One bit of history might get us a little closer to the roots of intolerance. The Northwest as it is today was largely settled and shaped during the mid-19th century, when race was the nation’s open wound. The question of slavery in the territories was a hot one, and the far West was dominated by Democrats, many of them Southern sympathizers. In the early 1850s, their ideas began to win acceptance. California, a non-slave state, took away the right of blacks to give evidence against whites, essentially stripping them of their ability to protect their lives and property. Apartheid, anyone? In 1857, Oregon chose a constitution that handled the slavery issue by banning slavery—and black people entirely—from their new state.
As the Civil War approached, Southern sympathizers revived the notion of an independent West, an idea that had been kicked around since Thomas Jefferson.
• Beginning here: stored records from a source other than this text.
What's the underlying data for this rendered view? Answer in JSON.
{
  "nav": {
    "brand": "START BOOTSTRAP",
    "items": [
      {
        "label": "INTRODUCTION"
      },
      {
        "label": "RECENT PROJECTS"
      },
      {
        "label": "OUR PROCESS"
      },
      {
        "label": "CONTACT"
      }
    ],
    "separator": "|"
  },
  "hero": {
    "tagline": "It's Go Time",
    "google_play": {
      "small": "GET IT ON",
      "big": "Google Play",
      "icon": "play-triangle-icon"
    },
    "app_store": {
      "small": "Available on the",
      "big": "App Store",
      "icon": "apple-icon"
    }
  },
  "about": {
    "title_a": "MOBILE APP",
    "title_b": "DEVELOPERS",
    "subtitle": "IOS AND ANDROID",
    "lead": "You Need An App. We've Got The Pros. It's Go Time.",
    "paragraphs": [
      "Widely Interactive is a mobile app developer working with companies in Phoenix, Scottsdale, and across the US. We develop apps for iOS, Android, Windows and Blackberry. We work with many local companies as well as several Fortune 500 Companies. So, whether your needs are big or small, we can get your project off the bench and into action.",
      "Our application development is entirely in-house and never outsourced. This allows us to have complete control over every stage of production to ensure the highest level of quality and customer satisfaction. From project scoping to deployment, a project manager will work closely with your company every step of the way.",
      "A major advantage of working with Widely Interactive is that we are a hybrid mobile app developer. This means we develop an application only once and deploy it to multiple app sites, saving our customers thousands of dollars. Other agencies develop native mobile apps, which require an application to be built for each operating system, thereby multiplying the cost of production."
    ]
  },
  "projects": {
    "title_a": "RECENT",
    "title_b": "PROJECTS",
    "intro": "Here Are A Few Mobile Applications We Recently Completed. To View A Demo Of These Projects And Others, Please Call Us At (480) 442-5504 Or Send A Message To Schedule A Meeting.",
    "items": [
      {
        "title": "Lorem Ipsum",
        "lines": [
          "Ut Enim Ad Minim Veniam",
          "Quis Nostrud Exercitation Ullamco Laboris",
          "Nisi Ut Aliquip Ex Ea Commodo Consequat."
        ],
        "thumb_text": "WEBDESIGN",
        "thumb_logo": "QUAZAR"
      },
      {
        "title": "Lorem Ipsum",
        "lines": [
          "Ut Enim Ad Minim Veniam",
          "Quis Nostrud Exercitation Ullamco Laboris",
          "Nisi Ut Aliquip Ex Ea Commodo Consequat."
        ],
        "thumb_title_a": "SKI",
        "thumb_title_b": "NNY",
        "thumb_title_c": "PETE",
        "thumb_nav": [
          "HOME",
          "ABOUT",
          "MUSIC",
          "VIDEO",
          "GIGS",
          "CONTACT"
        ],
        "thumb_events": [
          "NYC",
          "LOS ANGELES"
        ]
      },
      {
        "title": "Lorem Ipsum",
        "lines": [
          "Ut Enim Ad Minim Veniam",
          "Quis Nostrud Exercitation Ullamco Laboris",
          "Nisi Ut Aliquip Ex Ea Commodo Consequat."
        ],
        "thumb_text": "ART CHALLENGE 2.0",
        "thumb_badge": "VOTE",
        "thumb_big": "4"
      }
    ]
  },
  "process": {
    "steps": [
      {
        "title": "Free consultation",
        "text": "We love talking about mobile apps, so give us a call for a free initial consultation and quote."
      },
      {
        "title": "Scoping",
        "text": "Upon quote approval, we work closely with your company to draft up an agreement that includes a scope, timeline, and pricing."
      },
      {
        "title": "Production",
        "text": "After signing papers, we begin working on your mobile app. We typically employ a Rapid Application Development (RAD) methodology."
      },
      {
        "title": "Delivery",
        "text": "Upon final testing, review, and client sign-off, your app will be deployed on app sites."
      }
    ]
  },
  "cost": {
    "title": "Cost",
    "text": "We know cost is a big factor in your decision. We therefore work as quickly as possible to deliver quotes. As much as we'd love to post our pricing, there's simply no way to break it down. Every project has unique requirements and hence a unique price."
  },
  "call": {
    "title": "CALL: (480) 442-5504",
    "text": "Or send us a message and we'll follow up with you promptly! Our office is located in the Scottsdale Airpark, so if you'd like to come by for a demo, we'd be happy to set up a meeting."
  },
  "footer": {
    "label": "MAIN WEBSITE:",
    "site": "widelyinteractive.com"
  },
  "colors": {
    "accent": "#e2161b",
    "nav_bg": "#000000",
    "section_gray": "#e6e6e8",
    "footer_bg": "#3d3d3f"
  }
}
They proposed a Pacific Confederacy that would consist of California, Washington Territory (which also included Idaho), and Oregon—perhaps more. In selling the idea, they played on themes that still echo in today’s Republican rhetoric and militia jargon: independence from federal “despotism,” local control, lower taxes, fewer bureaucrats. Racial exclusion and exploitation was, at the very least, a strong subtext. By the late 1850s, black settlers were leaving Oregon and California in droves.
Secretly, many Western pols coddled or conspired with the movement, including Oregon’s pro-Southern governor and senator Joseph Lane and Washington’s territorial gov, Isaac Stevens (who also cheated the Indians and declared martial law to get his way). In late 1860, an Oregon newspaper gave a fairly detailed description of the new country they had in mind. This, according to the Oregon Historical Society Quarterly, “was to be an aristocracy after the model of the ancient republic of Venice, all the power being vested in an hereditary nobility, the chief executive being elected on very limited suffrage. Slaves were to be procured by inviting coolies, South Sea Islanders, and negroes to immigrate to California, and then reducing them to slavery.” Sounds like the land of milk and honey—for white supremacists.
A majority saw the Pacific Confederacy as treasonous, even delusional, once the Civil War began, but Southern sympathizers kept it alive through secret societies such as the Knights of the Golden Circle, a kind of precursor to the Klan that was active in the Pacific states during the war; some towns and counties even flew the Confederate flag.
In 1861, gold was discovered in the Idaho portion of Washington Territory, and with it came a huge influx of men, a great many of them Southern sympathizers no longer welcome in pro-Union California. Many others were draft dodgers who didn’t want to serve as “white niggers” in Mr. Lincoln’s army, to use the phrase of one Corvallis, Oregon, newspaper.
In light of this, we shouldn’t be so surprised that neo-Nazi thugs and survivalist loons—and their dystopian dreams—flourish here. It’s something of a tradition.